## DIRECTIONS FOR THIS TASK
Only the line containing "What's the underlying" and the lines after it, up to the end of the listing, should be written out, each exactly as given.

## DATA IN THIS EXERCISE
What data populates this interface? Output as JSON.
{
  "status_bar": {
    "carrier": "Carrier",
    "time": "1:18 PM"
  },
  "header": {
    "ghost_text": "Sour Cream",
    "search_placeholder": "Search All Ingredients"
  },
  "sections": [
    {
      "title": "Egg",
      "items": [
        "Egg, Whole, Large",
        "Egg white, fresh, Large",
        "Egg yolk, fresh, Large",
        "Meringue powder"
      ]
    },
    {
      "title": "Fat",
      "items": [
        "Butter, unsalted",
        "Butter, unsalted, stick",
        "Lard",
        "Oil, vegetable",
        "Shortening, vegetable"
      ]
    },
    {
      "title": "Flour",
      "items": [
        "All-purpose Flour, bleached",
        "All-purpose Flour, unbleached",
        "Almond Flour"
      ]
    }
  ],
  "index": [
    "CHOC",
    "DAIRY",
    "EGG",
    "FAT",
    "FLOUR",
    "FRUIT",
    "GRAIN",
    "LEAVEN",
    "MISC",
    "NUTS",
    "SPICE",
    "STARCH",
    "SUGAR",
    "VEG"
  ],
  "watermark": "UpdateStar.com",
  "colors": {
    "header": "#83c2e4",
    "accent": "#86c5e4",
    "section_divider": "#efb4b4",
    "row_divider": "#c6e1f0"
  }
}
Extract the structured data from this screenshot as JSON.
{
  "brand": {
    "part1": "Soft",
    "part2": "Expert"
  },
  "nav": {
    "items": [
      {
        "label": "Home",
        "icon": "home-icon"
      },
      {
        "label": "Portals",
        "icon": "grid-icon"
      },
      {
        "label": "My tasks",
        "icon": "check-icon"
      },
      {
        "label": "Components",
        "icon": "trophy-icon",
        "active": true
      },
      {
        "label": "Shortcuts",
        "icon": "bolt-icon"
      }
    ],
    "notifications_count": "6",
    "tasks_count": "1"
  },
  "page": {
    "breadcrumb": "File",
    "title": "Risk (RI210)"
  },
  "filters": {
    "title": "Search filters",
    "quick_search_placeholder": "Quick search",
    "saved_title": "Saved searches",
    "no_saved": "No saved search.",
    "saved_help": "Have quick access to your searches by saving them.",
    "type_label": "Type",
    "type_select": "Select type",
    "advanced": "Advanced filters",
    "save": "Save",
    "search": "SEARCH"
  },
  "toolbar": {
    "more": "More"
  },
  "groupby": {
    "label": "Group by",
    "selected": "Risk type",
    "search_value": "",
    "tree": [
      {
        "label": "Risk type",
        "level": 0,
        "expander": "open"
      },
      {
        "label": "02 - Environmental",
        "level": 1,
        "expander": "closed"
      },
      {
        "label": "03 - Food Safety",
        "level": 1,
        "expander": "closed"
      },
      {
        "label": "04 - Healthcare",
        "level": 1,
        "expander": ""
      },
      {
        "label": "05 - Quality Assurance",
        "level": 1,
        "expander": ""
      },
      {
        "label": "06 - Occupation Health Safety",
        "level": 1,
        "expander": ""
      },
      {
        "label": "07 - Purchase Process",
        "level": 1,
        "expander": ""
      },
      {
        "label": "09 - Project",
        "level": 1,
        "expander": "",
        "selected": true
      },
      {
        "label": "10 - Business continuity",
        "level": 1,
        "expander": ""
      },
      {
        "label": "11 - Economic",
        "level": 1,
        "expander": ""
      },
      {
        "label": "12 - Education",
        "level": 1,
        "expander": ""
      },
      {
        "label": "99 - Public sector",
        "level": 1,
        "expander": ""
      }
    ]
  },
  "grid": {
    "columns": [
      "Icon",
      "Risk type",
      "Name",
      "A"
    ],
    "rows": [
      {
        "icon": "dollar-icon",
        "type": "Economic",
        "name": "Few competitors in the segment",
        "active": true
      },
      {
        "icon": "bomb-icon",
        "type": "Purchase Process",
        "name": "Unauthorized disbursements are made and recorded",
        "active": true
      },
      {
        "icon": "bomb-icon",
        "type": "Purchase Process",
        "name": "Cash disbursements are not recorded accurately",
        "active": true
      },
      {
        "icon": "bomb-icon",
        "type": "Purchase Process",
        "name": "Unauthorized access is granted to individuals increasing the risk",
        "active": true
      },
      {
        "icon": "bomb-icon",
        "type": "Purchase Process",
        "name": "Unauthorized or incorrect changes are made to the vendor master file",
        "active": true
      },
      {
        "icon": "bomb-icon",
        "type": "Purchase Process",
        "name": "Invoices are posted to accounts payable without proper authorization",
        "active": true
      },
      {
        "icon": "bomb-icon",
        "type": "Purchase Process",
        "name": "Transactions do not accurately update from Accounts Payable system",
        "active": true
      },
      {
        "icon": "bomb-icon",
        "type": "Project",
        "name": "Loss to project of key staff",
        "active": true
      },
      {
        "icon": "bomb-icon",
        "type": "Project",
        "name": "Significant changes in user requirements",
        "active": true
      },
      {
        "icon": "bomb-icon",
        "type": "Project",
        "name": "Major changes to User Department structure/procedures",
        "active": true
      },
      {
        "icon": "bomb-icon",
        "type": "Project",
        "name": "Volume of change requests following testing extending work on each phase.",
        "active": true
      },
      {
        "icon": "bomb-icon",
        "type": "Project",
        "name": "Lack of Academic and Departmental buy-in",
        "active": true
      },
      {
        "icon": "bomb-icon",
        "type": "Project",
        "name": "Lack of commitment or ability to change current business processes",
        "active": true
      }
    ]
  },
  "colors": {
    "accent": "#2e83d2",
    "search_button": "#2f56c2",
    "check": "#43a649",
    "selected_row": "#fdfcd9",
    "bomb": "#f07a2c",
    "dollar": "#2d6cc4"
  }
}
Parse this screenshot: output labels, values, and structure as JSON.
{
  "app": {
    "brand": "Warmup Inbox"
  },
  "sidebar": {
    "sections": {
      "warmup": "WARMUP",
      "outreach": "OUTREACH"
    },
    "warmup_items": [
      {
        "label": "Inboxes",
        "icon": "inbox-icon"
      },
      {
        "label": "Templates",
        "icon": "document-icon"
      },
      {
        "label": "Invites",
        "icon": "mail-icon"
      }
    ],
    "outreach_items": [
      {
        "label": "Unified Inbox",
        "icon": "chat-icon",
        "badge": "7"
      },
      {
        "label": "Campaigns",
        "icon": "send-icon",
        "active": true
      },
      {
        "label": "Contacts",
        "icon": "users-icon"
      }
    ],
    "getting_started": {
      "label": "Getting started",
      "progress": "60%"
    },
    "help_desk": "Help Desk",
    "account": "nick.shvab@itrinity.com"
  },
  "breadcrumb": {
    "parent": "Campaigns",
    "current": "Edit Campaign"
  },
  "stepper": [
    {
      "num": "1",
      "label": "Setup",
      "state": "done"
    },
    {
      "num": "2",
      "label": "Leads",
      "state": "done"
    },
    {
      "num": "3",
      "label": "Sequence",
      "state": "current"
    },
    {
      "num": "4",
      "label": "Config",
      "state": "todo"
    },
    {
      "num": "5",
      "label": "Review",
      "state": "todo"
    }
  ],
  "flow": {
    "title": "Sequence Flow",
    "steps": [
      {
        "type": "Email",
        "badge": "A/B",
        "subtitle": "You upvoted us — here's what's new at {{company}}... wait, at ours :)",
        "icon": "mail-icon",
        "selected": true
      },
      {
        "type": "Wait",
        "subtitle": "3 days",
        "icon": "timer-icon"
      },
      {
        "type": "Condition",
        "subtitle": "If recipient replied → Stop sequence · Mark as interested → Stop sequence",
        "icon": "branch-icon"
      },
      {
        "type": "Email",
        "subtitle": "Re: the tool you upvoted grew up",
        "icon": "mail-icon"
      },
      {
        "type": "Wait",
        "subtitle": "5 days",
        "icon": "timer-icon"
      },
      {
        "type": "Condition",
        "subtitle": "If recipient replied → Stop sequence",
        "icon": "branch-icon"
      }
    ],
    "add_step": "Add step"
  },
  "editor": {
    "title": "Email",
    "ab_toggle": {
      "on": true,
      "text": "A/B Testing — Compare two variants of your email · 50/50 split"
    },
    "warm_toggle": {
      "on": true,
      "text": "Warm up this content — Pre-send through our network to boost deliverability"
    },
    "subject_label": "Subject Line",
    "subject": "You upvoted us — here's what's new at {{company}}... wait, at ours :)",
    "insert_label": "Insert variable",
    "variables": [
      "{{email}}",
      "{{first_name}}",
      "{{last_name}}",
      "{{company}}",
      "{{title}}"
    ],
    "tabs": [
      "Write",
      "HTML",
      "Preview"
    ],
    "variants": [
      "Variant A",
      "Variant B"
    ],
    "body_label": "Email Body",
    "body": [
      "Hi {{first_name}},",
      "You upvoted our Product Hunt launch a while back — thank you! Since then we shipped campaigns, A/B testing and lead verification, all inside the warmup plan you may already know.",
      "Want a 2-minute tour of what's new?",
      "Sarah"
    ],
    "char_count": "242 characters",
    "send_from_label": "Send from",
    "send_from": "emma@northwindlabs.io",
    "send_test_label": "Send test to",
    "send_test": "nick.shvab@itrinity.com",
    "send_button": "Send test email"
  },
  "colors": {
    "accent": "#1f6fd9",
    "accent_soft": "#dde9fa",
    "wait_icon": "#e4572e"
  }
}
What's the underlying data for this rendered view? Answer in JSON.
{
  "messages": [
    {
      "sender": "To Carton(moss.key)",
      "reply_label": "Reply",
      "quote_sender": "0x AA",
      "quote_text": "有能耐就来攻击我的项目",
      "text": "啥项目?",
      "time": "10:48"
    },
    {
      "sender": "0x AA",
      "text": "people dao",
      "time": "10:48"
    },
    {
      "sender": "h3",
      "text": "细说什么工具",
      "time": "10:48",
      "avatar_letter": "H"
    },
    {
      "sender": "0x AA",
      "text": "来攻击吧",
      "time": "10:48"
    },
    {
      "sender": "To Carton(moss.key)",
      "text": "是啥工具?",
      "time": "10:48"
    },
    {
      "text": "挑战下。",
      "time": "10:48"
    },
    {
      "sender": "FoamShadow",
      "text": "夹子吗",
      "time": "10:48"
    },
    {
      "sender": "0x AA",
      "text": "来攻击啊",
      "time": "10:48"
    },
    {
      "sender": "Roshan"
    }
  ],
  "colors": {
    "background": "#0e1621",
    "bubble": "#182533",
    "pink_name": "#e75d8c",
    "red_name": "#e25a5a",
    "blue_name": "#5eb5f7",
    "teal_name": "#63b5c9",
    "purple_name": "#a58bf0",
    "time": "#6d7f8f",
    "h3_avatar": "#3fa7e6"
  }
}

## TASK ANSWER
What's the underlying data for this rendered view? Answer in JSON.
{
  "messages": [
    {
      "sender": "To Carton(moss.key)",
      "reply_label": "Reply",
      "quote_sender": "0x AA",
      "quote_text": "有能耐就来攻击我的项目",
      "text": "啥项目?",
      "time": "10:48"
    },
    {
      "sender": "0x AA",
      "text": "people dao",
      "time": "10:48"
    },
    {
      "sender": "h3",
      "text": "细说什么工具",
      "time": "10:48",
      "avatar_letter": "H"
    },
    {
      "sender": "0x AA",
      "text": "来攻击吧",
      "time": "10:48"
    },
    {
      "sender": "To Carton(moss.key)",
      "text": "是啥工具?",
      "time": "10:48"
    },
    {
      "text": "挑战下。",
      "time": "10:48"
    },
    {
      "sender": "FoamShadow",
      "text": "夹子吗",
      "time": "10:48"
    },
    {
      "sender": "0x AA",
      "text": "来攻击啊",
      "time": "10:48"
    },
    {
      "sender": "Roshan"
    }
  ],
  "colors": {
    "background": "#0e1621",
    "bubble": "#182533",
    "pink_name": "#e75d8c",
    "red_name": "#e25a5a",
    "blue_name": "#5eb5f7",
    "teal_name": "#63b5c9",
    "purple_name": "#a58bf0",
    "time": "#6d7f8f",
    "h3_avatar": "#3fa7e6"
  }
}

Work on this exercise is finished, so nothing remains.